These days, it's more and more common to find data files and little languages using XML as their representation. It's a reasonable compromise: the developer saves on tokenizing and parsing, and can focus on semantics, but the user has to read and edit XML files. There's no simple fix for the editing problem, but the reading problem can be solved nicely.
Using the same technique that's been going around for styling RSS, you can style any XML file, to present its contents both with more pleasing cosmetics, and with a more usable structure.
Create an XSLT stylesheet that produces the page you'd rather see than the raw XML. Then add a stylesheet processing instruction to the top of the XML file, referencing your stylesheet:
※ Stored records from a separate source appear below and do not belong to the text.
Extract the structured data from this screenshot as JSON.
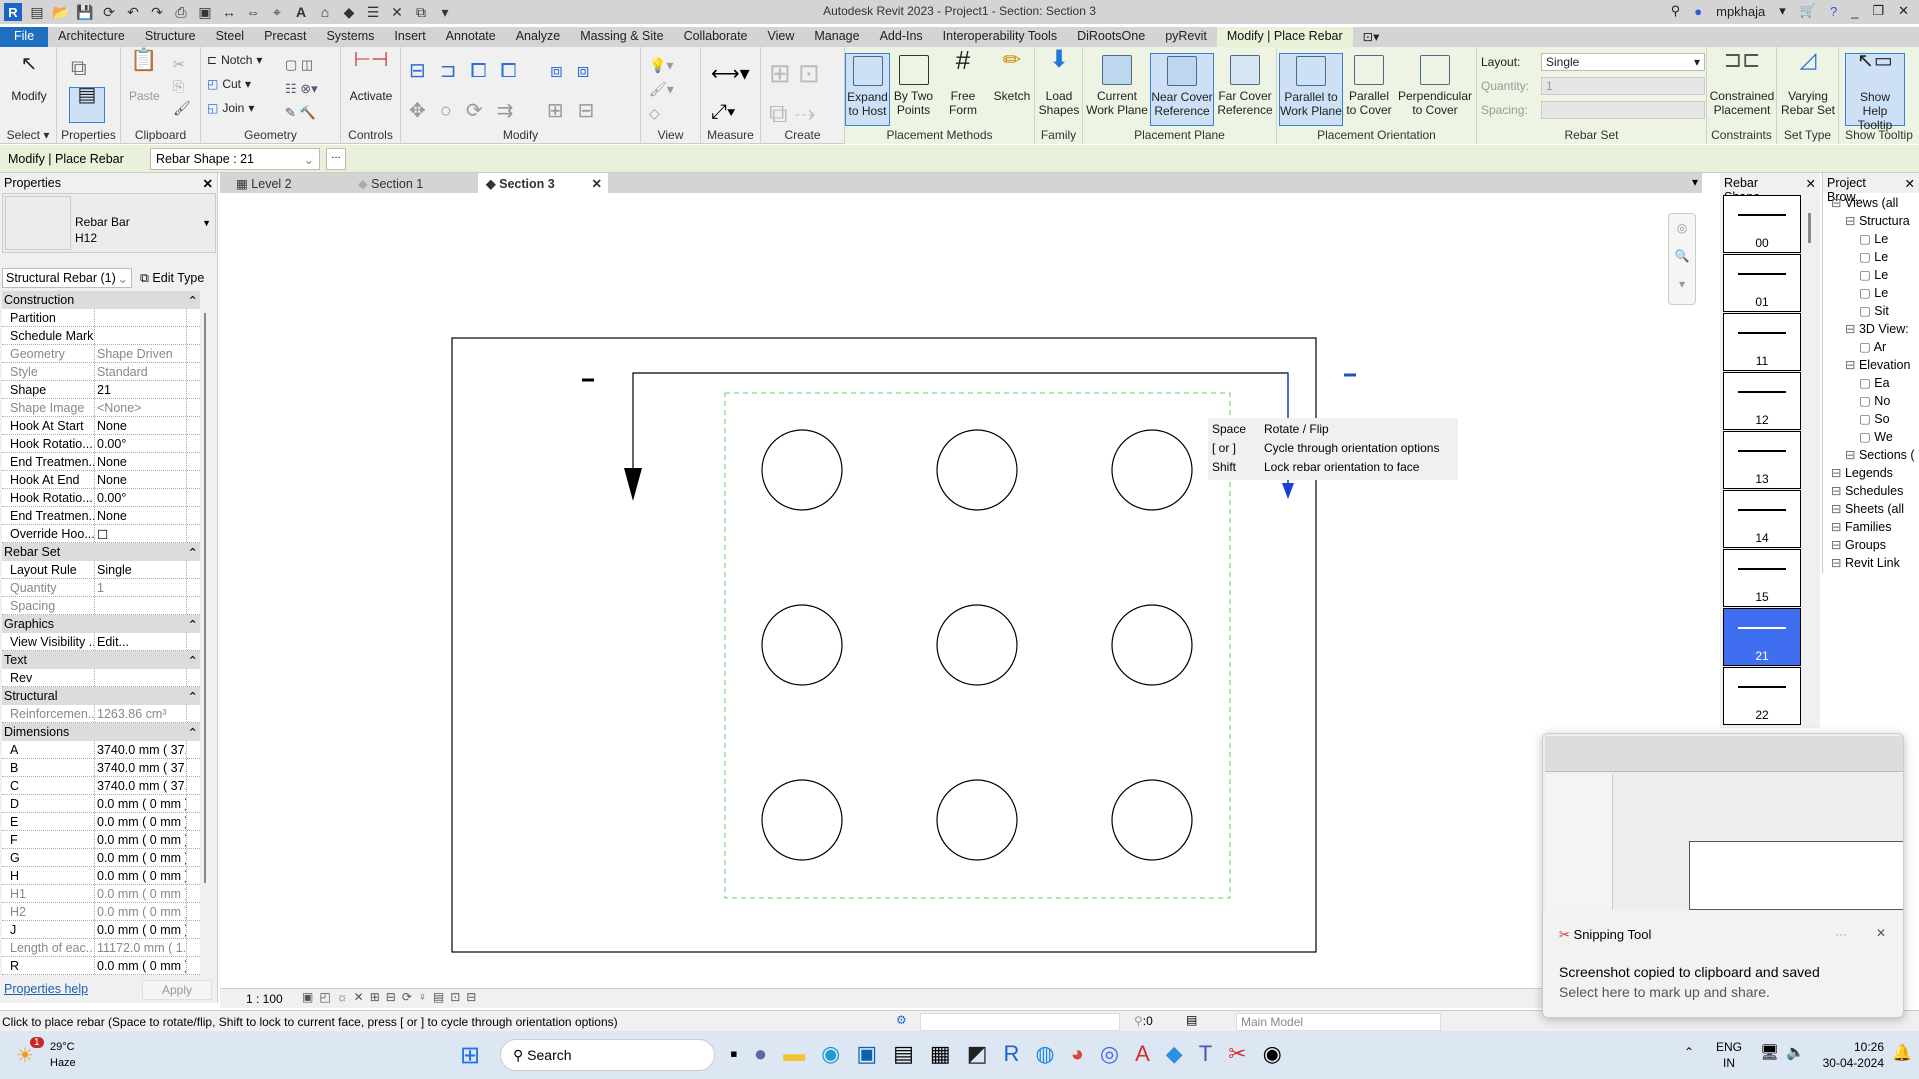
{
  "app": {
    "title": "Autodesk Revit 2023 - Project1 - Section: Section 3",
    "user": "mpkhaja"
  },
  "menu_tabs": [
    "File",
    "Architecture",
    "Structure",
    "Steel",
    "Precast",
    "Systems",
    "Insert",
    "Annotate",
    "Analyze",
    "Massing & Site",
    "Collaborate",
    "View",
    "Manage",
    "Add-Ins",
    "Interoperability Tools",
    "DiRootsOne",
    "pyRevit",
    "Modify | Place Rebar"
  ],
  "ribbon": {
    "select": {
      "modify": "Modify",
      "label": "Select ▾"
    },
    "properties": {
      "label": "Properties"
    },
    "clipboard": {
      "paste": "Paste",
      "label": "Clipboard"
    },
    "geometry": {
      "notch": "Notch",
      "cut": "Cut",
      "join": "Join",
      "label": "Geometry"
    },
    "controls": {
      "activate": "Activate",
      "label": "Controls"
    },
    "modify": {
      "label": "Modify"
    },
    "view": {
      "label": "View"
    },
    "measure": {
      "label": "Measure"
    },
    "create": {
      "label": "Create"
    },
    "placement_methods": {
      "label": "Placement Methods",
      "items": [
        "Expand to Host",
        "By Two Points",
        "Free Form",
        "Sketch"
      ]
    },
    "family": {
      "label": "Family",
      "items": [
        "Load Shapes"
      ]
    },
    "placement_plane": {
      "label": "Placement Plane",
      "items": [
        "Current Work Plane",
        "Near Cover Reference",
        "Far Cover Reference"
      ]
    },
    "placement_orientation": {
      "label": "Placement Orientation",
      "items": [
        "Parallel to Work Plane",
        "Parallel to Cover",
        "Perpendicular to Cover"
      ]
    },
    "rebar_set": {
      "label": "Rebar Set",
      "layout_label": "Layout:",
      "layout_value": "Single",
      "quantity_label": "Quantity:",
      "quantity_value": "1",
      "spacing_label": "Spacing:",
      "spacing_value": ""
    },
    "constraints": {
      "label": "Constraints",
      "item": "Constrained Placement"
    },
    "set_type": {
      "label": "Set Type",
      "item": "Varying Rebar Set"
    },
    "show_tooltip": {
      "label": "Show Tooltip",
      "item": "Show Help Tooltip"
    }
  },
  "options_bar": {
    "context": "Modify | Place Rebar",
    "rebar_shape": "Rebar Shape : 21",
    "more": "..."
  },
  "properties": {
    "title": "Properties",
    "type_name_1": "Rebar Bar",
    "type_name_2": "H12",
    "selector": "Structural Rebar (1)",
    "edit_type": "Edit Type",
    "sections": [
      {
        "name": "Construction",
        "rows": [
          {
            "k": "Partition",
            "v": "",
            "dis": false
          },
          {
            "k": "Schedule Mark",
            "v": "",
            "dis": false
          },
          {
            "k": "Geometry",
            "v": "Shape Driven",
            "dis": true
          },
          {
            "k": "Style",
            "v": "Standard",
            "dis": true
          },
          {
            "k": "Shape",
            "v": "21",
            "dis": false
          },
          {
            "k": "Shape Image",
            "v": "<None>",
            "dis": true
          },
          {
            "k": "Hook At Start",
            "v": "None",
            "dis": false
          },
          {
            "k": "Hook Rotatio...",
            "v": "0.00°",
            "dis": false
          },
          {
            "k": "End Treatmen...",
            "v": "None",
            "dis": false
          },
          {
            "k": "Hook At End",
            "v": "None",
            "dis": false
          },
          {
            "k": "Hook Rotatio...",
            "v": "0.00°",
            "dis": false
          },
          {
            "k": "End Treatmen...",
            "v": "None",
            "dis": false
          },
          {
            "k": "Override Hoo...",
            "v": "☐",
            "dis": false
          }
        ]
      },
      {
        "name": "Rebar Set",
        "rows": [
          {
            "k": "Layout Rule",
            "v": "Single",
            "dis": false
          },
          {
            "k": "Quantity",
            "v": "1",
            "dis": true
          },
          {
            "k": "Spacing",
            "v": "",
            "dis": true
          }
        ]
      },
      {
        "name": "Graphics",
        "rows": [
          {
            "k": "View Visibility ...",
            "v": "Edit...",
            "dis": false
          }
        ]
      },
      {
        "name": "Text",
        "rows": [
          {
            "k": "Rev",
            "v": "",
            "dis": false
          }
        ]
      },
      {
        "name": "Structural",
        "rows": [
          {
            "k": "Reinforcemen...",
            "v": "1263.86 cm³",
            "dis": true
          }
        ]
      },
      {
        "name": "Dimensions",
        "rows": [
          {
            "k": "A",
            "v": "3740.0 mm ( 37...",
            "dis": false
          },
          {
            "k": "B",
            "v": "3740.0 mm ( 37...",
            "dis": false
          },
          {
            "k": "C",
            "v": "3740.0 mm ( 37...",
            "dis": false
          },
          {
            "k": "D",
            "v": "0.0 mm ( 0 mm )",
            "dis": false
          },
          {
            "k": "E",
            "v": "0.0 mm ( 0 mm )",
            "dis": false
          },
          {
            "k": "F",
            "v": "0.0 mm ( 0 mm )",
            "dis": false
          },
          {
            "k": "G",
            "v": "0.0 mm ( 0 mm )",
            "dis": false
          },
          {
            "k": "H",
            "v": "0.0 mm ( 0 mm )",
            "dis": false
          },
          {
            "k": "H1",
            "v": "0.0 mm ( 0 mm )",
            "dis": true
          },
          {
            "k": "H2",
            "v": "0.0 mm ( 0 mm )",
            "dis": true
          },
          {
            "k": "J",
            "v": "0.0 mm ( 0 mm )",
            "dis": false
          },
          {
            "k": "Length of eac...",
            "v": "11172.0 mm ( 1...",
            "dis": true
          },
          {
            "k": "R",
            "v": "0.0 mm ( 0 mm )",
            "dis": false
          }
        ]
      }
    ],
    "help": "Properties help",
    "apply": "Apply"
  },
  "view_tabs": [
    {
      "label": "Level 2",
      "active": false
    },
    {
      "label": "Section 1",
      "active": false
    },
    {
      "label": "Section 3",
      "active": true
    }
  ],
  "tooltip": [
    {
      "k": "Space",
      "v": "Rotate / Flip"
    },
    {
      "k": "[ or ]",
      "v": "Cycle through orientation options"
    },
    {
      "k": "Shift",
      "v": "Lock rebar orientation to face"
    }
  ],
  "view_bar": {
    "scale": "1 : 100"
  },
  "rebar_shapes": {
    "title": "Rebar Shape...",
    "items": [
      "00",
      "01",
      "11",
      "12",
      "13",
      "14",
      "15",
      "21",
      "22"
    ],
    "selected": "21"
  },
  "project_browser": {
    "title": "Project Brow...",
    "items": [
      "Views (all",
      "Structura",
      "Le",
      "Le",
      "Le",
      "Le",
      "Sit",
      "3D View:",
      "Ar",
      "Elevation",
      "Ea",
      "No",
      "So",
      "We",
      "Sections (",
      "Legends",
      "Schedules",
      "Sheets (all",
      "Families",
      "Groups",
      "Revit Link"
    ]
  },
  "status": {
    "message": "Click to place rebar (Space to rotate/flip, Shift to lock to current face, press [ or ] to cycle through orientation options)",
    "filter_count": ":0",
    "model": "Main Model"
  },
  "toast": {
    "app": "Snipping Tool",
    "line1": "Screenshot copied to clipboard and saved",
    "line2": "Select here to mark up and share."
  },
  "taskbar": {
    "weather_temp": "29°C",
    "weather_desc": "Haze",
    "badge": "1",
    "search": "Search",
    "lang1": "ENG",
    "lang2": "IN",
    "time": "10:26",
    "date": "30-04-2024"
  }
}
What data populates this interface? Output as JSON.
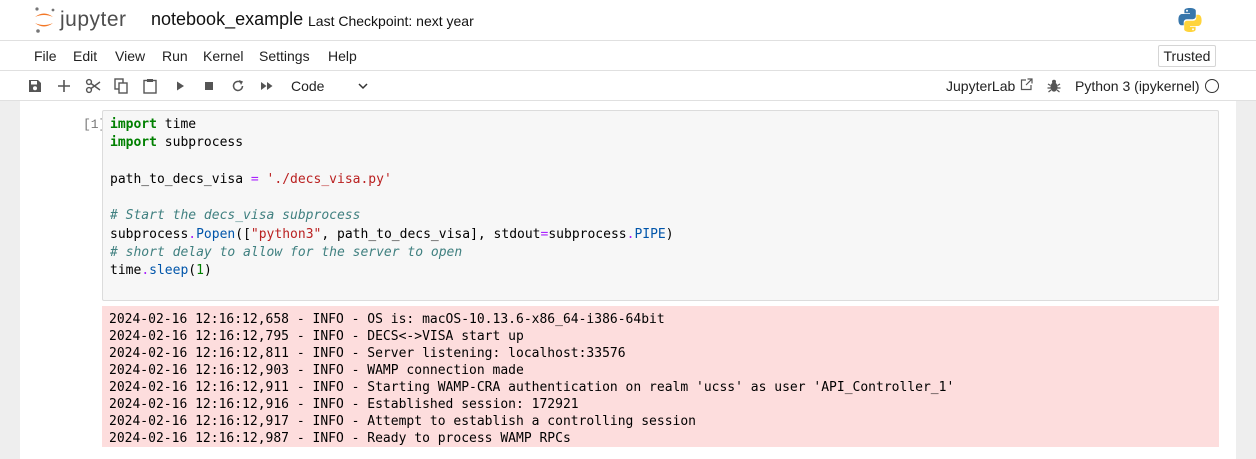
{
  "header": {
    "logo_text": "jupyter",
    "notebook_name": "notebook_example",
    "checkpoint": "Last Checkpoint: next year"
  },
  "menu": {
    "items": [
      "File",
      "Edit",
      "View",
      "Run",
      "Kernel",
      "Settings",
      "Help"
    ],
    "trusted": "Trusted"
  },
  "toolbar": {
    "icons": [
      "save-icon",
      "add-icon",
      "cut-icon",
      "copy-icon",
      "paste-icon",
      "run-icon",
      "stop-icon",
      "restart-icon",
      "run-all-icon"
    ],
    "cell_type": "Code",
    "jupyterlab": "JupyterLab",
    "kernel": "Python 3 (ipykernel)"
  },
  "cell": {
    "prompt": "[1]:",
    "code_lines": [
      "import time",
      "import subprocess",
      "",
      "path_to_decs_visa = './decs_visa.py'",
      "",
      "# Start the decs_visa subprocess",
      "subprocess.Popen([\"python3\", path_to_decs_visa], stdout=subprocess.PIPE)",
      "# short delay to allow for the server to open",
      "time.sleep(1)"
    ],
    "output_lines": [
      "2024-02-16 12:16:12,658 - INFO - OS is: macOS-10.13.6-x86_64-i386-64bit",
      "2024-02-16 12:16:12,795 - INFO - DECS<->VISA start up",
      "2024-02-16 12:16:12,811 - INFO - Server listening: localhost:33576",
      "2024-02-16 12:16:12,903 - INFO - WAMP connection made",
      "2024-02-16 12:16:12,911 - INFO - Starting WAMP-CRA authentication on realm 'ucss' as user 'API_Controller_1'",
      "2024-02-16 12:16:12,916 - INFO - Established session: 172921",
      "2024-02-16 12:16:12,917 - INFO - Attempt to establish a controlling session",
      "2024-02-16 12:16:12,987 - INFO - Ready to process WAMP RPCs"
    ]
  },
  "colors": {
    "output_background": "#fddddd",
    "jupyter_orange": "#f37726"
  }
}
<?xml-stylesheet type="text/xsl" href="props2html.xslt" ?>
Now launching the XML file in a browser will invoke the stylesheet and render the transformed result. The stylesheet doesn't just have to provide nice cosmetics: it's XSLT, so it can arbitrarily transform the file. I recently did this for a hierarchical data file, and the resulting HTML page provided three different views of the data, with cross-referencing links.